As the summer turns to fall, it’s easy to look back and remember the season that was. There was that outdoor concert, that weekend trip to Montreal, that margarita served in a mason jar, and that time you and your neighbor Karl tried to repave the deck. Hey there, chin up, no need to get so nostalgic just yet, that’s what the winter is for. There is one last way to relive that glorious summer right now. How? Through the Architecture Billings Index (ABI), of course. With the newly-released August-time data it’s like the Autumnal Equinox never even happened at all.
You should probably be sitting down for this because there is some big news regarding the Architecture Billings Index (ABI) that is not for the faint of heart. With that disclaimer out of the way, let’s proceed. So everyone knows that the ABI has really been flexing its muscle this summer—it posted a 52.6 in May and then a 53.5 in June. Those are pretty solid scores given that anything above a 50 indicates an increase in billings, but then July happened—and it happened in a big way. Last month, the ABI posted a 55.8. That’s important news considering the index hasn’t been that high since 2007—since before the whole global financial meltdown.
Chicago architect John Vinci will receive this year’s lifetime achievement award from the AIA Chicago, the local chapter announced in June. Vinci’s work includes preservation activism—he helped reconstruct Louis Sullivan’s Chicago Stock Exchange Trading Room inside the Art Institute of Chicago—and original designs like the Arts Club of Chicago and the National Italian American Sports Hall of Fame. He is a principal of the design firm Vinci Hamp Architects. Read More
Yes, the rumors are true—the Architecture Billings Index (ABI) is in positive territory for the second straight month. That’s right, the second straight month. After the ABI posted a solid 52.6 in May there was no telling what could happen next. Would it go up? Would it go down? Would it maybe even stay the same? It was anyone’s guess. Today, those questions were answered and what we got was even more good news. In June, the ABI posting jumped to 53.5 in June. And that’s not all, folks.
Are you heading to the AIA Convention? Come visit The Architect’s Newspaper at booth 4940. Meet executive editor Alan G. Brake and Midwest editor Chris Bentley from 10:30 a.m. to 12:30 p.m. on Thursday and Friday. Relax in design classics provided by Carl Hansen & Son. Recharge your phone. Have a coffee or water on us. Network with friends and colleagues. Or just wave! See you in Chicago!
And there it is, after months in negative territory the Architecture Billings Index (ABI) jumped into positive territory in May with a score 52.6—that’s up from 49.6 in April. Any score over 50 signals an increase in billings.
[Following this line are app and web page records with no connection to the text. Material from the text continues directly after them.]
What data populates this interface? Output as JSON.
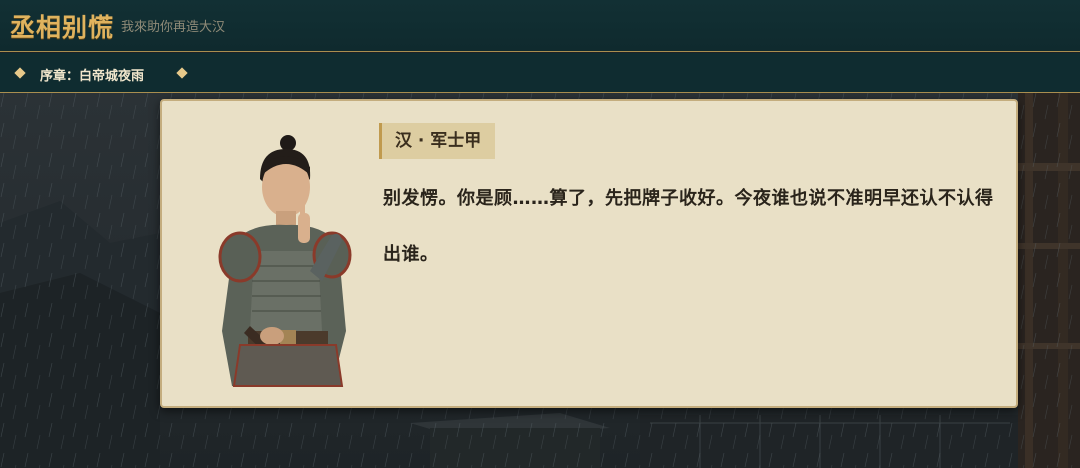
{
  "header": {
    "game_title": "丞相别慌",
    "subtitle": "我來助你再造大汉"
  },
  "chapter": {
    "title": "序章：白帝城夜雨"
  },
  "dialog": {
    "speaker": "汉 · 军士甲",
    "text": "别发愣。你是顾……算了，先把牌子收好。今夜谁也说不准明早还认不认得出谁。"
  },
  "colors": {
    "title_gold": "#e0b35e",
    "header_teal": "#123034",
    "parchment": "#e9e0c6"
  }
}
The new projects inquiry also jumped from 59.1 to 63.2. Rounding out the positive news is the AIA’s new design contracts indicator, which posted a 52.5. Nice job by all.
Chicago’s top art school announced big changes in its design department this morning.
The School of the Art Institute of Chicago Thursday announced their selection of Jonathan Solomon as the new Director of the Department of Architecture, Interior Architecture, and Designed Objects (AIADO). Solomon, who comes from his position as associate professor and associate dean at the School of Architecture at Syracuse University, assumes the job officially on August 1.
The Architecture Billings Index (ABI) remains in negative territory for the second straight month. While the April index ticked up to 49.6, from 48.8 last month, it was not enough to break 50, which signals an increase in design services. The new projects inquiry, however, increased from 57.9 to 59.1.
The AIA’s Committee on the Environment (COTE) has announced the winners of its annual sustainability awards program. Now in its 18th year, the COTE awards celebrate green architecture, design, and technology. According to a press release, the winning projects must “make a positive contribution to their communities, improve comfort for building occupants and reduce environmental impacts.”
Each of the ten winners will be officially honored at the AIA’s National Convention and Design Exhibition in Chicago later this year, but, in the meantime, here’s a closer look at the 10 winners.
After starting the year on a positive trend, the Architectural Billings Index ticked down last month. The March ABI score dropped sharply from February’s score of 50.7 to 48.8. This moves the index into negative territory as any score below 50 signifies a decrease in design services. The new projects inquiry, though, did tick up from 56.8 to 57.9.
After the Architecture Billings Index (ABI) posted positive gains in January, the question everyone was asking was, “What comes next?” Today, the AIA’s monthly report answered that question with a bit more good news. The ABI was measured at 50.7 in February, which is up slightly from a January score of 50.4. So, how did this happen? The change was due to strong numbers posted in the South (52.8) and the West (50.5). But dragging the group down, the Northeast and Midwest both scored below 50 with scores of 48.3 and 47.6, respectively (any score below 50 indicates a decline).